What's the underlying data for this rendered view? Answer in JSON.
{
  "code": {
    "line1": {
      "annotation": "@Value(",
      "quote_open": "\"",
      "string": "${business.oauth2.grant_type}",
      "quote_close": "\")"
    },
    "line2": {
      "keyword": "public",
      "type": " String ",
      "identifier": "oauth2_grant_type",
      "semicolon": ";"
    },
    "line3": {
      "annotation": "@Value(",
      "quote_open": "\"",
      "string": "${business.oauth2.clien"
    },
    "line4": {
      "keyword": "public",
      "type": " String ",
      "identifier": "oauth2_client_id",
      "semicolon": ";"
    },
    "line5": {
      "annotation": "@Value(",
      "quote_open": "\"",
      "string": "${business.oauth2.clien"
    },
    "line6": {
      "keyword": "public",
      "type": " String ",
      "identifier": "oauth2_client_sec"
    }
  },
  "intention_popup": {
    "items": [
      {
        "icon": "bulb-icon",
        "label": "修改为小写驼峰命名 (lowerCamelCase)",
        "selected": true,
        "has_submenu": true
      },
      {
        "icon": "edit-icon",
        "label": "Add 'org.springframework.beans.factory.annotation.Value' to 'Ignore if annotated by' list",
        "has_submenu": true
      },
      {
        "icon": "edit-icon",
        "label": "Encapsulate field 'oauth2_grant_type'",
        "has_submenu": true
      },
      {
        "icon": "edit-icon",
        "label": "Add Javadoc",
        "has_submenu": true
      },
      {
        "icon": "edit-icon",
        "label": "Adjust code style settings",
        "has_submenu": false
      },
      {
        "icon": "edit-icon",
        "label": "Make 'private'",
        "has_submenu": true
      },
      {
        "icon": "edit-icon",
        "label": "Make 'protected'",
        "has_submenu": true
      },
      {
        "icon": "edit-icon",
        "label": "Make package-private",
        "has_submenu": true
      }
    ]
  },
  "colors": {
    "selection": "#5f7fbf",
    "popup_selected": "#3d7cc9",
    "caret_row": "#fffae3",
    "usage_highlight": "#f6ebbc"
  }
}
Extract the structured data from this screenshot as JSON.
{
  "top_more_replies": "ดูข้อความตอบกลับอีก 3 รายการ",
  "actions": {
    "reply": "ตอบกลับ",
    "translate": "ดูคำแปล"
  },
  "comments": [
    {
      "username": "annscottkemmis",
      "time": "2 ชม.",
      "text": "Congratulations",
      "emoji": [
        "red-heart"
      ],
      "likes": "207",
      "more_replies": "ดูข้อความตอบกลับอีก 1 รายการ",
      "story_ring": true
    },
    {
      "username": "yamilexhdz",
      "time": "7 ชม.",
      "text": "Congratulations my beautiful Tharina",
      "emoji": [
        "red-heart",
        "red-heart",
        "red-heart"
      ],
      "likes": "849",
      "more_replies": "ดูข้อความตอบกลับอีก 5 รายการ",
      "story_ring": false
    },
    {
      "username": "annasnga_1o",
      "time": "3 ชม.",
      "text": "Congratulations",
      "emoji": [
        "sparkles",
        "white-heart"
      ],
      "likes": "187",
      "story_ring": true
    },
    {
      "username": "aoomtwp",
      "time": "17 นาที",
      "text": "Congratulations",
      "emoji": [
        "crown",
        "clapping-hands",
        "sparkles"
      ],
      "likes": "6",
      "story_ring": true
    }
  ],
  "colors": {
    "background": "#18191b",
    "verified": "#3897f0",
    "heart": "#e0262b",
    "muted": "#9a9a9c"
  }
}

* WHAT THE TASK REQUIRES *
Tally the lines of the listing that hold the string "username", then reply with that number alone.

* ANSWER FOR THIS EXERCISE *
4